Mr Walter Monslow: Is the hon. Gentleman not aware that the rebate by way of Income Tax which is paid to owner-occupiers is higher than that paid to subsidised tenants in council houses?
Mr Walter Monslow: Since the railways are an integral part of the economic life of the nation, should not the construction, maintenance and policing of the railways be placed to the Defence Estimates?
Mr Walter Monslow: Is my hon. Friend aware that the statement he has made to the House this afternoon—the broad effect of it—appeared in the Daily Express yesterday? Can he say where this leak emanated from? When will Members of this House receive information before the readers of the Daily Express?
Mr Walter Monslow: Do I understand that in relation to auditing and accountancy the hon. Member is disposed to allow the amendment of the Bill in Committee? I have had some representations on the matter.
Mr Walter Monslow: Would my hon. Friend say what colour he would like the nominees to be?
Mr Walter Monslow: What colour of Government he would prefer?
Mr Walter Monslow: This is an important point. I have had information by correspondence that the original purchaser of a house had a higher price offered and when he sought to recover it he was unable to do so because he was told by the estate agent that it had been exhausted in expenses.
Mr Walter Monslow: Is the hon. Gentleman not aware that his party promised many things and that, had hon. Gentlemen opposite been elected, the cost would have risen by £650 million if their promises were implemented?
Mr Walter Monslow: Really!
Mr Walter Monslow: No.
Mr Walter Monslow: I hope that my right hon. Friend the Leader of the House will not be influenced by the sheer undiluted nonsense we are listening to now. [HON. MEMBERS: "Hear, hear."] I am directing my observations to hon. Members opposite and I want to put them quite clearly. All of us are conscious of the pressing problems at home and abroad, but it is a little nauseating that hon. Members opposite should...

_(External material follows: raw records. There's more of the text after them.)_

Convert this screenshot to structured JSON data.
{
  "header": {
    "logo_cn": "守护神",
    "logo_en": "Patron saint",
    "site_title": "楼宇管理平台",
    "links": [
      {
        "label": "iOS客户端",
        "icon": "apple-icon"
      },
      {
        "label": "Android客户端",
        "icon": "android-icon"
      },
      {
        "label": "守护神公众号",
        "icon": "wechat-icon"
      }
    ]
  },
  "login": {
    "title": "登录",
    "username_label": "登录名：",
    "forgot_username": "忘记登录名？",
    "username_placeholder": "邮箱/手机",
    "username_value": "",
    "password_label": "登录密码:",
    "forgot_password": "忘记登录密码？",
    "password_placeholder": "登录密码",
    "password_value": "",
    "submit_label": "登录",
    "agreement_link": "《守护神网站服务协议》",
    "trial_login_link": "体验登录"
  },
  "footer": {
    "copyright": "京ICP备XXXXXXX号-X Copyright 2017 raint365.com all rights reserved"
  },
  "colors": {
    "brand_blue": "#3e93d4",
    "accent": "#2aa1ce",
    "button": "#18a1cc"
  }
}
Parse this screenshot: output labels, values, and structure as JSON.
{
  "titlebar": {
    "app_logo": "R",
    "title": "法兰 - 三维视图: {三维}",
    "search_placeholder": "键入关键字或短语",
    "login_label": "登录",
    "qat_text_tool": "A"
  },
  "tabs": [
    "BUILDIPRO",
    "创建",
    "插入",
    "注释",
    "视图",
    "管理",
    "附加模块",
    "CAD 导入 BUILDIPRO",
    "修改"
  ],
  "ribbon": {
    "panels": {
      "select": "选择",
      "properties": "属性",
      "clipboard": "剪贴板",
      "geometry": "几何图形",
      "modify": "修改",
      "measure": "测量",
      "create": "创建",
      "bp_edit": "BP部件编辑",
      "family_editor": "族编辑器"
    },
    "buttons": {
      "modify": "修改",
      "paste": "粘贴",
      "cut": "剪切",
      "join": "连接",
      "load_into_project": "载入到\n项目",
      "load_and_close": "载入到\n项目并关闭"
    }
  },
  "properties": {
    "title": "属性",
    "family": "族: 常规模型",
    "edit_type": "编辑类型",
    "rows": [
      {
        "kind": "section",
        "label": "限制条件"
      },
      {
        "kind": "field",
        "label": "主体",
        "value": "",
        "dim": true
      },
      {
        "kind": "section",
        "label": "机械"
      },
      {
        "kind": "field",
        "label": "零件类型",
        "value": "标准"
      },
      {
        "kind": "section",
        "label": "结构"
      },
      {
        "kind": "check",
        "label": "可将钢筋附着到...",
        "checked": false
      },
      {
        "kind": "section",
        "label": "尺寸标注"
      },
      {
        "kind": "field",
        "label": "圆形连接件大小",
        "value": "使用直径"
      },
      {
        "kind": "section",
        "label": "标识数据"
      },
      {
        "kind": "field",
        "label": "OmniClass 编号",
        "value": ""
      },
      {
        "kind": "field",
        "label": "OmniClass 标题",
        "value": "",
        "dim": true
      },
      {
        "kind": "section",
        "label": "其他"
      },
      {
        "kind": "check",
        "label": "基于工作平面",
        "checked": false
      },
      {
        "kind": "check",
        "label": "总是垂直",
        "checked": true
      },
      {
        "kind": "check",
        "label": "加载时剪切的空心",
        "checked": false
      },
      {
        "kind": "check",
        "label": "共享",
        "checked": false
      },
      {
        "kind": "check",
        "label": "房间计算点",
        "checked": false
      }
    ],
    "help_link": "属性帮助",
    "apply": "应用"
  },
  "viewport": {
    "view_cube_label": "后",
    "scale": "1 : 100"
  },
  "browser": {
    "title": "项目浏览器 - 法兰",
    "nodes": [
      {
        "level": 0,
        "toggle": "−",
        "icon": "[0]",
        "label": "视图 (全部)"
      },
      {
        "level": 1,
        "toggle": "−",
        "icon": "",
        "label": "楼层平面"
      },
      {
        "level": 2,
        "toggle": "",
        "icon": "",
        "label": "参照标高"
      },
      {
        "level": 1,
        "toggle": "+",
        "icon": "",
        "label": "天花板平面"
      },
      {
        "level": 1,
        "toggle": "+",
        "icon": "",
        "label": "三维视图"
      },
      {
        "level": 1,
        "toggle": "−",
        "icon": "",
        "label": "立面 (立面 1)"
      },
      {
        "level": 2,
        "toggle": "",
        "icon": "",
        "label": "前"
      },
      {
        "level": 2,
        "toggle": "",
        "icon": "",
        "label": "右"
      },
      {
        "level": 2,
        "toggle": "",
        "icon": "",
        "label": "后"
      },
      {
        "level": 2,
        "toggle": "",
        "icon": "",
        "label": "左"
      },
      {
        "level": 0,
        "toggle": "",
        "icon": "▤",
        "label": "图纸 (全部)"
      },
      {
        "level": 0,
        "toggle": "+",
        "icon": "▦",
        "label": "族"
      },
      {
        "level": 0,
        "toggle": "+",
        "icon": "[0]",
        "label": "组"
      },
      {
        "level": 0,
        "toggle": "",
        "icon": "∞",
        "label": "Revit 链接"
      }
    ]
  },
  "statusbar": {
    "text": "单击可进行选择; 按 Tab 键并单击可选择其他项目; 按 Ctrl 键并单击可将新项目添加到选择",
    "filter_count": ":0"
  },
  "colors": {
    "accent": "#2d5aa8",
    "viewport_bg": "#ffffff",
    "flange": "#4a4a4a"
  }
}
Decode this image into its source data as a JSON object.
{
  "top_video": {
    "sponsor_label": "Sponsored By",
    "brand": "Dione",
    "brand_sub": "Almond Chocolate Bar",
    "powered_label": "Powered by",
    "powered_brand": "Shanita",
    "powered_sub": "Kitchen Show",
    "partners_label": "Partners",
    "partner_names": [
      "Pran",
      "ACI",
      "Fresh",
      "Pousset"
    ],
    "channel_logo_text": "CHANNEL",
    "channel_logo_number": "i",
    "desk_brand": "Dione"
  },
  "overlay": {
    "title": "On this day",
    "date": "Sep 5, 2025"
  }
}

Mr Walter Monslow: Does the hon. Gentleman recall that in the Conservative manifesto at the last election the present Opposition were committed to the development and expansion of the social services at a cost of £654 million? How was it intended to pay for it—through taxation or what?
Mr Walter Monslow: Would not the hon. Gentleman accept that in our manifesto at least we assured a guaranteed income for everyone? When the economic circumstances are desirable, that will be done.
Mr Walter Monslow: Temporarily.
Mr Walter Monslow: Profess to know.
Mr Walter Monslow: How does the hon. Member reconcile what he is saying with the fact that by their election promises the party to which he belongs would have committed us to an additional £650 million expenditure?
Mr Walter Monslow: The hon. Gentleman is talking about subsidised council houses. Is he aware that the cost of subsidies for council house tenants is much less than the Income Tax rebate for owner-occupiers?
Mr Walter Monslow: I have received a communication today asking me to speak for the very members who are involved and I propose to submit the communication later to the Minister. Any replacement of the organisation, with which I have had a long association, is an idea which I hope will be dispelled. Every conceivable step has been taken by the organisation, its chief administrative officers and its executive...
Mr Walter Monslow: I appreciate the point but I was hoping to make a statement which I thought would be helpful. I have no desire to make a speech. I put a further point to the Minister, as to whether he is aware that there are considerable feelings of frustration owing to the procrastination that has taken place in expediting a decision.
Mr Walter Monslow: While welcoming the Minister's statement and his appeal, may I remind him that this is a longstanding dispute and that the decision ought to be expedited?